Cheney Lied... Or Maybe He Didn't
Here's a classic example of why you have to read the source documents. Raw Story and 9-11 Truth News both run with misleading headlines:
Declassified document contradicts Cheney’s claim of Iraqi connection to 9/11
Dick Cheney Lied About Iraq Connection To 9/11 Attacks
A document declassified this week by the National Security Archive reveals that the Central Intelligence Agency (CIA) delivered a briefing to the Bush administration which directly contradicts former Vice President Dick Cheney’s claim that 9/11 hijacker Mohamed Atta visited an Iraqi intelligence official in Prague.
The document (PDF), dated Dec. 1, 2001 and delivered to the White House on the 8th, claims that Atta “did not travel to the Czech Republic on 31 May 2000,” and adds that “the individual who attempted to enter the Czech Republic on 31 May 2000… was not the Atta who attacked the World Trade Center on 11 September 2001.”
Despite this briefing, just days later on Dec. 9, 2001, Cheney told the late Tim Russert, host of Meet the Press, that the meeting in Prague had been “pretty well confirmed.”
What are they both leaving out of their accounts that appears in the source document (PDF)?
That Atta did in fact travel to Prague on June 2, 2000, two days after he did not travel there. Unfortunately, the document in question, prepared by the CIA, is heavily redacted and thus I cannot tell if this completely rules out the possibility of Atta meeting with the Iraqi intelligence agent or not. It is apparent that at some point in time, quite possibly after Cheney's interview with Tim Russert, the administration decided that the meeting had not taken place. It is not apparent that was the case in December of 2001.
Update: And here's another example of why you have to read carefully:
Over 120 CIA documents concerning 9/11, Osama bin Laden and counterterrorism were published today for the first time, having been newly declassified and released to the National Security Archive. The documents were released after the NSA pored through the footnotes of the 9/11 Commission and sent Freedom of Information Act requests.(Italics added for emphasis).
The material contains much new information about the hunt before and after 9/11 for bin Laden, the development of the drone campaign in AfPak, and al-Qaida’s relationship with America’s ally, Pakistan.
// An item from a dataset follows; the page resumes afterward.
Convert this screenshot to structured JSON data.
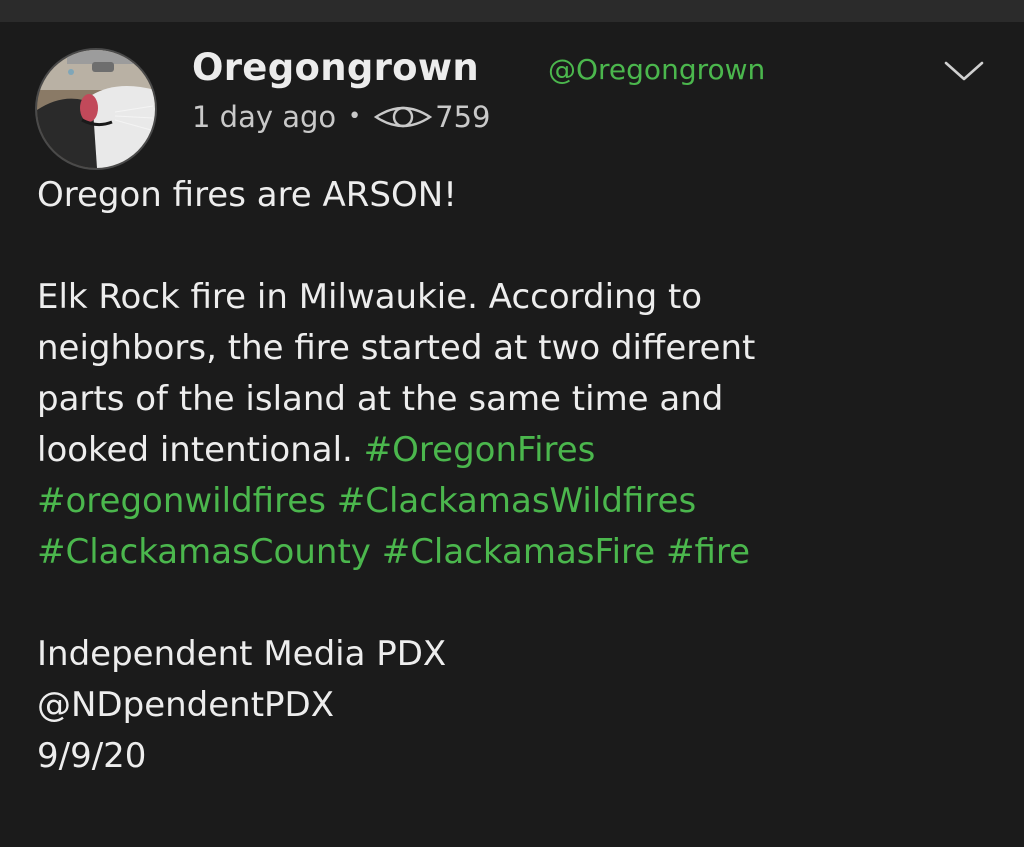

Perhaps most damning are the documents showing that the CIA had bin Laden in its cross hairs a full year before 9/11 — but didn’t get the funding from the Bush administration White House to take him out or even continue monitoring him.
Still, the drone program began in September 2000. One drone swiftly twice observed an individual “most likely to have been Bin Laden.” But since the CIA only had permission to use the drones for intelligence gathering, it had no way to act on its findings.
So they had him in his crosshairs shortly after September 2000? But was Bush the president then? No, of course not, Bill Clinton was the president. The writer gets around this problem by implying that they could have had bin Laden in its crosshairs again later, and taken him out, if only Bush had funded it. But... if you read the article carefully, it becomes apparent that the funding issue predated the Bush administration as well:
“Budget concerns … CT [counterterrorism] supplemental still at NSC-OMB [National Security Council – Office of Management and Budget] level,” an April 2000 document reads. “Need forward movement on supplemental soonest due to expected early recess due to conventions, campaigning and elections.” In addition, the Air Force told the CIA that if it lost a drone, the CIA would have to pay for it, which made the agency more reluctant to use the technology.
April 2000. Not under Bush's watch.